Task item
The expected output is each line below containing "Manizales", copied in full.

------ Source data

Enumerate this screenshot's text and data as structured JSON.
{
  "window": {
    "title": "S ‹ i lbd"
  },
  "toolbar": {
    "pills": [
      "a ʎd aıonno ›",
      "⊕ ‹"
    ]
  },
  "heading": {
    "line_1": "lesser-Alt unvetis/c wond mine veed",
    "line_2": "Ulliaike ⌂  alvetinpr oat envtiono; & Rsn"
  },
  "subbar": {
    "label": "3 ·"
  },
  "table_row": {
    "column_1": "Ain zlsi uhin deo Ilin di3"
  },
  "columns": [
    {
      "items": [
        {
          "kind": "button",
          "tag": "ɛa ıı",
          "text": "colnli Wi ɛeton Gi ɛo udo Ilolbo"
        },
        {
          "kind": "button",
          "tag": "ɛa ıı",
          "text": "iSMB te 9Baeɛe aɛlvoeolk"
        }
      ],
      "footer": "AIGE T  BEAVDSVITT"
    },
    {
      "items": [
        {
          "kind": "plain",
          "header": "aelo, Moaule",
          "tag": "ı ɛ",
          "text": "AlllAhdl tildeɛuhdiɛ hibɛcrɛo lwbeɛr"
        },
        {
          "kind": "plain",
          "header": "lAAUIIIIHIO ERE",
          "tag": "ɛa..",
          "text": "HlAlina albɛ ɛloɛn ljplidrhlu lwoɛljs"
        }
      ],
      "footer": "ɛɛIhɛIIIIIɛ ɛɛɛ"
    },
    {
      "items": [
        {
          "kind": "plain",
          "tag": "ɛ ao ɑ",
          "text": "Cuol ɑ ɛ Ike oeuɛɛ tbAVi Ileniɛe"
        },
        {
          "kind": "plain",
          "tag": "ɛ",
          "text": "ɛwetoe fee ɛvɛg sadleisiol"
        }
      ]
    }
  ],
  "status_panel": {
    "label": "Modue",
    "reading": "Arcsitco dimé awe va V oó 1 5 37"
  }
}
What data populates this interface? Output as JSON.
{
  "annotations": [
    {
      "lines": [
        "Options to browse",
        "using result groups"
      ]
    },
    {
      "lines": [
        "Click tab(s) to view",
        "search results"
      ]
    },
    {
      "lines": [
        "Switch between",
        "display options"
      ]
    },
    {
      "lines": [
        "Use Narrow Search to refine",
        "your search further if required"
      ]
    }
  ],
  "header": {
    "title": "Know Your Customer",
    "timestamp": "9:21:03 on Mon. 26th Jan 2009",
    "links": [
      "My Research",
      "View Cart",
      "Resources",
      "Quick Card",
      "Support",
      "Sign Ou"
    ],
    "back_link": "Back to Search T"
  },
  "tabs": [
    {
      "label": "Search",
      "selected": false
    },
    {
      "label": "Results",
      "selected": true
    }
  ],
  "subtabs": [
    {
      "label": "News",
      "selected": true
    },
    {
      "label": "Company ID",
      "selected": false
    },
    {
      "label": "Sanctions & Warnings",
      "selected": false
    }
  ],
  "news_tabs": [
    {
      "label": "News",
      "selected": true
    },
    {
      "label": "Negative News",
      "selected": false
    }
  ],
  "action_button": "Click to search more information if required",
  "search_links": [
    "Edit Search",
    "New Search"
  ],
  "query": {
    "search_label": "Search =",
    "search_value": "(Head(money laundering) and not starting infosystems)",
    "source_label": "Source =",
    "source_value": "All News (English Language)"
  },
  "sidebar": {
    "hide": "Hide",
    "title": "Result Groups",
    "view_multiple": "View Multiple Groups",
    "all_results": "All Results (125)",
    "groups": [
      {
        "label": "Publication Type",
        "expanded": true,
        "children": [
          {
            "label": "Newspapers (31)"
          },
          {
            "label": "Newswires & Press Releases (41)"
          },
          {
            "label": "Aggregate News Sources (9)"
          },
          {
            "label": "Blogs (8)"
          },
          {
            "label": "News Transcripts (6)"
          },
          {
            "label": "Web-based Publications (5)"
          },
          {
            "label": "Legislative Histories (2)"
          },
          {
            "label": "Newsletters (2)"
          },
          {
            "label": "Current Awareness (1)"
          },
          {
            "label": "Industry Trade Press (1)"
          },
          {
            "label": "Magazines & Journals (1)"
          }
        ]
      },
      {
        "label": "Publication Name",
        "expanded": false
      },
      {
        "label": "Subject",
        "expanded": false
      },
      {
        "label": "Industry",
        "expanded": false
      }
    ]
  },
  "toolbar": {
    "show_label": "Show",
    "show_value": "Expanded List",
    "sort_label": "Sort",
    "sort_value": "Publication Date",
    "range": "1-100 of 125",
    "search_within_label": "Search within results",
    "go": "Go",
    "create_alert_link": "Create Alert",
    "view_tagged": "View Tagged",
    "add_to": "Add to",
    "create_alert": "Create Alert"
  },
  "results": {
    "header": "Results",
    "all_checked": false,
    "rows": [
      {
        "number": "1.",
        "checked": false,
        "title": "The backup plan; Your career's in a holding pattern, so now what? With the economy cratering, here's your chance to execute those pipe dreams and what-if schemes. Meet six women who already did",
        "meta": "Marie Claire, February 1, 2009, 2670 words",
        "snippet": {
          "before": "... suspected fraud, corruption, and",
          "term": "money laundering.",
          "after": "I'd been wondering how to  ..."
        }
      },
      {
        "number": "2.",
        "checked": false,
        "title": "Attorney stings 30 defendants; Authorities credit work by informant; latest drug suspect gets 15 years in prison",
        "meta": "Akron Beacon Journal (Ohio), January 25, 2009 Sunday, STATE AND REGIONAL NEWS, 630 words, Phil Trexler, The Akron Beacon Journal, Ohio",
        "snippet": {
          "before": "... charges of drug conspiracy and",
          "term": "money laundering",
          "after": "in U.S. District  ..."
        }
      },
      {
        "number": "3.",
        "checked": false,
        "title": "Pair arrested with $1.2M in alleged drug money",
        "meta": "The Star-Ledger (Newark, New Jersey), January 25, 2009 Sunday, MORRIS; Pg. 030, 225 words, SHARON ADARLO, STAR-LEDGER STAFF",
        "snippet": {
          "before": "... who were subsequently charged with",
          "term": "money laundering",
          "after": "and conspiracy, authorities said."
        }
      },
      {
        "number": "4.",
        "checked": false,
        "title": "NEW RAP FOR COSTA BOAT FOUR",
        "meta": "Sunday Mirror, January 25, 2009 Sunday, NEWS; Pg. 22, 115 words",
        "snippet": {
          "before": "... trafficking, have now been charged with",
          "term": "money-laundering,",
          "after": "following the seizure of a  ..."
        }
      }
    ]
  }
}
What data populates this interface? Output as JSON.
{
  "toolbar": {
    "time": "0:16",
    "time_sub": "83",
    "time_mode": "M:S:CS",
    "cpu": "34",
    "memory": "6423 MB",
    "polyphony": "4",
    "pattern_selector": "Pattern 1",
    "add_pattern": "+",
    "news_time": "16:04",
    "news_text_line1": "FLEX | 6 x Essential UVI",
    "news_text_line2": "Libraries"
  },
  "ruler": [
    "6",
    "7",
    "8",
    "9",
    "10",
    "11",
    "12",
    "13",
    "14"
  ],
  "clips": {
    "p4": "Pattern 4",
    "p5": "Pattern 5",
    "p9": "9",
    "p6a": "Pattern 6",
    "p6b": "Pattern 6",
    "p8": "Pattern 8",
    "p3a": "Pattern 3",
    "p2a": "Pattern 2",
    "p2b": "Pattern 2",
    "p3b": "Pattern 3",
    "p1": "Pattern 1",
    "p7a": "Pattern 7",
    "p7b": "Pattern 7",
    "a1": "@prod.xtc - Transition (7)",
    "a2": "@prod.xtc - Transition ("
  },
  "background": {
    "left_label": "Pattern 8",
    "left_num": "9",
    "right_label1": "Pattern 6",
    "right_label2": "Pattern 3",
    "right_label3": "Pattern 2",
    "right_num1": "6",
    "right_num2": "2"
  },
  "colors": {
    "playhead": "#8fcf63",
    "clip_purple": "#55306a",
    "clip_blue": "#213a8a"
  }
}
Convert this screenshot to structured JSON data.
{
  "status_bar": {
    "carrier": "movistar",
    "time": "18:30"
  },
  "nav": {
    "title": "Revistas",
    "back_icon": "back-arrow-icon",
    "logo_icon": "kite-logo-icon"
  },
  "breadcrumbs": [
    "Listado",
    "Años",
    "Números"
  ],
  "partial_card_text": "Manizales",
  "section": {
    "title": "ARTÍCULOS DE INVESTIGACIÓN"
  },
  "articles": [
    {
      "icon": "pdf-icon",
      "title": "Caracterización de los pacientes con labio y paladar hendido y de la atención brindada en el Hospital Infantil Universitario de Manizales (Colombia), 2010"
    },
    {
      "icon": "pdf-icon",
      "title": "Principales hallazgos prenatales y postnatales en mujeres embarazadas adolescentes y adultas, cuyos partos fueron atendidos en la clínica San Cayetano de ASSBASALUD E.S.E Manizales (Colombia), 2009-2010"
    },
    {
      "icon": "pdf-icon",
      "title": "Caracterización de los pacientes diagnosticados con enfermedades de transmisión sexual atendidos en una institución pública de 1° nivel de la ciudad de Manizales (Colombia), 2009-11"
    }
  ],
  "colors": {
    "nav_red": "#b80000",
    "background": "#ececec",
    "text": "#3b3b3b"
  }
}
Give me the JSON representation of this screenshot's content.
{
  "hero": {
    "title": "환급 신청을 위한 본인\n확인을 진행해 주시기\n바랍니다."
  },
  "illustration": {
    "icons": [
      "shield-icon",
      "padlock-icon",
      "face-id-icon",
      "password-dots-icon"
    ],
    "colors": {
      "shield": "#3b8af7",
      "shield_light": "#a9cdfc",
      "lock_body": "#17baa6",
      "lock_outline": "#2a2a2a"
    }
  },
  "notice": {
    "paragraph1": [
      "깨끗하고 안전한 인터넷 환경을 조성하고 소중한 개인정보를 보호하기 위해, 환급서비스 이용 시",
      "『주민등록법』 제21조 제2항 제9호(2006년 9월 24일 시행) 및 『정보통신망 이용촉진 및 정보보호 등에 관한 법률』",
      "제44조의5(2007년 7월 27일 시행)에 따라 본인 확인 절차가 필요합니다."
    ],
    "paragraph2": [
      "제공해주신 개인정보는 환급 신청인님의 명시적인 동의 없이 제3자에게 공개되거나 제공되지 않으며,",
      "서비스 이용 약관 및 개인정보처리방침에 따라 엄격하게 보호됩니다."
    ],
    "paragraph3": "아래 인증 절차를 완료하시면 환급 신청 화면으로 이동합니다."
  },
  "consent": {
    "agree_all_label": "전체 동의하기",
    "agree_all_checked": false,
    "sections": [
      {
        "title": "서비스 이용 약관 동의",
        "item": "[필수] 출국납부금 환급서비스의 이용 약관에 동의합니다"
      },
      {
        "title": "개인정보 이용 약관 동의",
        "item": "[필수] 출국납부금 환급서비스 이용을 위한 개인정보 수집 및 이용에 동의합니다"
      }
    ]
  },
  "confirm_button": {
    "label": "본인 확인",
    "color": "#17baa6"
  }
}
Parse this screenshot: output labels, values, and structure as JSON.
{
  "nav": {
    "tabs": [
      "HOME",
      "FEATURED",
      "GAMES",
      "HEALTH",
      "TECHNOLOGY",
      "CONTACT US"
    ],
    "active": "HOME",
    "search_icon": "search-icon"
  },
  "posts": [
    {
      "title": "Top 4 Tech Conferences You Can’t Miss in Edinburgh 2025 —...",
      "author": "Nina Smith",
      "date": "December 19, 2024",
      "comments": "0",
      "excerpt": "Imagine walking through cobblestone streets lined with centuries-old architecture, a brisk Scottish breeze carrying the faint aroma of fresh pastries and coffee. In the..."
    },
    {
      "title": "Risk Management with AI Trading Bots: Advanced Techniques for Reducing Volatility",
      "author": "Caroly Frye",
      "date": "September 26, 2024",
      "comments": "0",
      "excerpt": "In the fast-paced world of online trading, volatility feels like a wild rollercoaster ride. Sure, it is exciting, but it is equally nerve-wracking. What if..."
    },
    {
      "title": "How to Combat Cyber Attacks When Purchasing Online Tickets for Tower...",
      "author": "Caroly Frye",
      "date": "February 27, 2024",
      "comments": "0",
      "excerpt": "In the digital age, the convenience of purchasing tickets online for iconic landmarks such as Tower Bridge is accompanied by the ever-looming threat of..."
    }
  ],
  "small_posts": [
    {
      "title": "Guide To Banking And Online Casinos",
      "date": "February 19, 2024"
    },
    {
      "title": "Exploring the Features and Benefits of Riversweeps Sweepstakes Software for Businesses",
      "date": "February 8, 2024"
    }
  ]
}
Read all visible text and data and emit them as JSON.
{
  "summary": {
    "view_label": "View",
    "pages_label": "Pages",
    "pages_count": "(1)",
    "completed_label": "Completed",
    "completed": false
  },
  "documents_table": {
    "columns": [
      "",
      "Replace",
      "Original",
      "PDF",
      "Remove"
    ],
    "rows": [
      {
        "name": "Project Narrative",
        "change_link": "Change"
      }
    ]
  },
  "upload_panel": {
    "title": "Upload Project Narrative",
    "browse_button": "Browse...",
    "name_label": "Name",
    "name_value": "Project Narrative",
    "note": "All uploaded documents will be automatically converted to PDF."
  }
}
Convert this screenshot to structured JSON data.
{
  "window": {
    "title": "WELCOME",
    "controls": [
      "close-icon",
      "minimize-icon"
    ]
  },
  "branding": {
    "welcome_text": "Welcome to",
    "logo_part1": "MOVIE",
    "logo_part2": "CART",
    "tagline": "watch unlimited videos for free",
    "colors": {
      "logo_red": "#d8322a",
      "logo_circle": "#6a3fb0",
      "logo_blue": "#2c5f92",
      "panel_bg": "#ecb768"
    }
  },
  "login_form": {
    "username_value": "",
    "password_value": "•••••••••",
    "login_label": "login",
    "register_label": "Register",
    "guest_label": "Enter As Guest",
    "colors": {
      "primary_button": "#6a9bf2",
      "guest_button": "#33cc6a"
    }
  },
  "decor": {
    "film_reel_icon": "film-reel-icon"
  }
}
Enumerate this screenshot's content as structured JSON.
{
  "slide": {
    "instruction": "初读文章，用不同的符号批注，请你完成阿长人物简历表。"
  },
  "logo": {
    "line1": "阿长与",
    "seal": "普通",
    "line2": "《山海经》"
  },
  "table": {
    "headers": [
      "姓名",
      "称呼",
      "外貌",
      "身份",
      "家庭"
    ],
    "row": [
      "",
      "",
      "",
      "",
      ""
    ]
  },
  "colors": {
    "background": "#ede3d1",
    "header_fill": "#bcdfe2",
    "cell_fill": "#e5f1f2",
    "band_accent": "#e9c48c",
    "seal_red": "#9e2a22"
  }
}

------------

Completed task
  "partial_card_text": "Manizales",
      "title": "Caracterización de los pacientes con labio y paladar hendido y de la atención brindada en el Hospital Infantil Universitario de Manizales (Colombia), 2010"
      "title": "Principales hallazgos prenatales y postnatales en mujeres embarazadas adolescentes y adultas, cuyos partos fueron atendidos en la clínica San Cayetano de ASSBASALUD E.S.E Manizales (Colombia), 2009-2010"
      "title": "Caracterización de los pacientes diagnosticados con enfermedades de transmisión sexual atendidos en una institución pública de 1° nivel de la ciudad de Manizales (Colombia), 2009-11"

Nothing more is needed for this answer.